Friday, April 30, 2010

Cosmic Calculations

We spend a lot more money exploring outer space than we spend exploring our oceans. What we learn about the cosmos may be fascinating, but it has little impact on our lives. By contrast, human life depends on healthy oceans. And we know so little about the oceans, which may be why we overfish, pollute and upset the balance of life, creating massive dead zones.

The public at large lets this happen. One reason is that people have a hard time thinking rationally about the universe, because the scale is so enormous. So instead, they think about it romantically. Even scientists in the space industry say things like, “It is mankind’s destiny to travel to the stars.”

Well, I’ve been working my calculator, and I’d like to ground this concept a little bit.

The nearest star is 4 light years (nearly six trillion miles) away. That means that it would take a beam of light, which travels at 67 million miles per hour, four years to reach the nearest star.

NASA photo

We all know that no spacecraft can travel that fast. The fastest velocities on record were achieved by accelerating a craft around the sun – about 150,000 miles per hour.
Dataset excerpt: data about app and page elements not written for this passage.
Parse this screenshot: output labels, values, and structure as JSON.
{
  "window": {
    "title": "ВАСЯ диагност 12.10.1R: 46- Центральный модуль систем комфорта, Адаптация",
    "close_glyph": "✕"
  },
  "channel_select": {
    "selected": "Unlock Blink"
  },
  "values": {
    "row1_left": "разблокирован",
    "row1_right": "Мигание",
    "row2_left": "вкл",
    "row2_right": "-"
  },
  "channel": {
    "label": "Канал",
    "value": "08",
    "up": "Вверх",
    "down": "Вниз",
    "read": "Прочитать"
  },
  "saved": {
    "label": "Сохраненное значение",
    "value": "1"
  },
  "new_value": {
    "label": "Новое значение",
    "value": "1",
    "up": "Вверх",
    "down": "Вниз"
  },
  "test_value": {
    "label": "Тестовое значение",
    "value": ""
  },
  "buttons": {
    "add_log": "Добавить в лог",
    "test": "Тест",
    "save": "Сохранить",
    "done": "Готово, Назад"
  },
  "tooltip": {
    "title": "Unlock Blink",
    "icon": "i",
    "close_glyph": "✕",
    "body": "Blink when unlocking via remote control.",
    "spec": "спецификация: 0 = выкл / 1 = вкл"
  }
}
That speed would get us to the nearest star in about 1,800 years.

But let’s say that at some future time, we develop a spacecraft that can propel a manned crew at the speed of 1,000,000 miles per hour. Traveling at that ungodly speed, a crew could go from Earth to the moon in about 15 minutes. Or from Earth to Mars in about a day. Now we’re talking!

Hopefully no space matter would hit our ship, because at that speed even an asteroid as tiny as a grain of sand would create an explosive impact. But let’s assume that somehow a safe journey is assured. At that amazing speed it would take our brave crew over 267 years to arrive at the nearest star.

Correction. The crew would have died of old age a couple centuries before that. The great-great-great-great grandchildren of the original crew would be in charge of the craft as it arrived at the nearest star. And for what? To do what?

But let’s not get into that.

Because back on Earth, a lot would have changed. Quite possibly human culture would no longer care about the purpose of the now-ancient mission. In the worst case, humans would have spoiled the oceans and atmosphere, killing themselves off along with most other species.

In the best case, reason and vision would have prevailed, and civilization would have flourished. So imagine that one hundred years after launch, a second space craft began a journey to the same star at a much higher speed, say 5 million miles per hour. The newer craft would catch up with the first one half-way to the star—rendering the original mission a pointless one.

Today, nations around the globe fret about diminishing resources. So what should our priorities be? Humankind may be destined to explore and learn, but which frontier should be the higher priority? Our planet, or outer space?


Patrick @ said...

Denny, good that you've set the perspectives right. I don't thing that a bit wishful thinking and sci-fi romance isn't good - and yes even our everyday life will get affected by the new technology achieved. Maybe we get next generation microwave ovens.

But as mankind we definitely need to focus - and our oceans will always have a much deeper impact on our lives and our destiny - so true.

I've heard from scientist, that the oh so feared deep asteroid impact that Hollywood made movies off, could only be detected with a slight chance and maybe some minutes upfront the impact.
So what's the use then.

But I am pretty sure that before we get hit by a deadly asteroid, we will be able to destroy one of the biggest resources of life on earth.

Thanks for this great article.

Sean said...

Actually getting a rocket ship to travel near c (the speed of light) is not a difficult problem; with constant acceleration, you'd come up to speed fairly quickly.

But so what? That only gets you to the nearest star. Let's assume there's life out there, okay? In our galaxy there are over 200,000,000,000 stars in an area 100,000 light years across.

It may be safe to assume that most of these stars are near the galactic core and probably uninhabitable due to a greater chance of catastrophic collisions.

But to even explore stars within 10,000 light years of us... "locally" in our area of the galactic rim.... well say it's 10,000 years for a probe we send to get there, and 10,000 years for a signal to get back, that's 20,000 years! Our whole civilization will have either died or evolved into something weird by then.

Now let's say about 1% of the galaxy is in our local area (things are less dense in the galactic rim). So there's only about 2,000,000,000 stars to explore in the next 20,000 years. That's a LOT of interstellar probes. Even if we could get the cost down to a million dollars (through mass production), you're still looking at over two quadrillion dollars. Current NASA budget is about one millionth of that.

So you can see how futile it is to explore the galaxy, even at the speed of light.

Scott Allison said...

Great post! Getting our priorities right is so important. This is where leadership plays such a pivotal role. Thanks for sharing these thought-provoking ideas.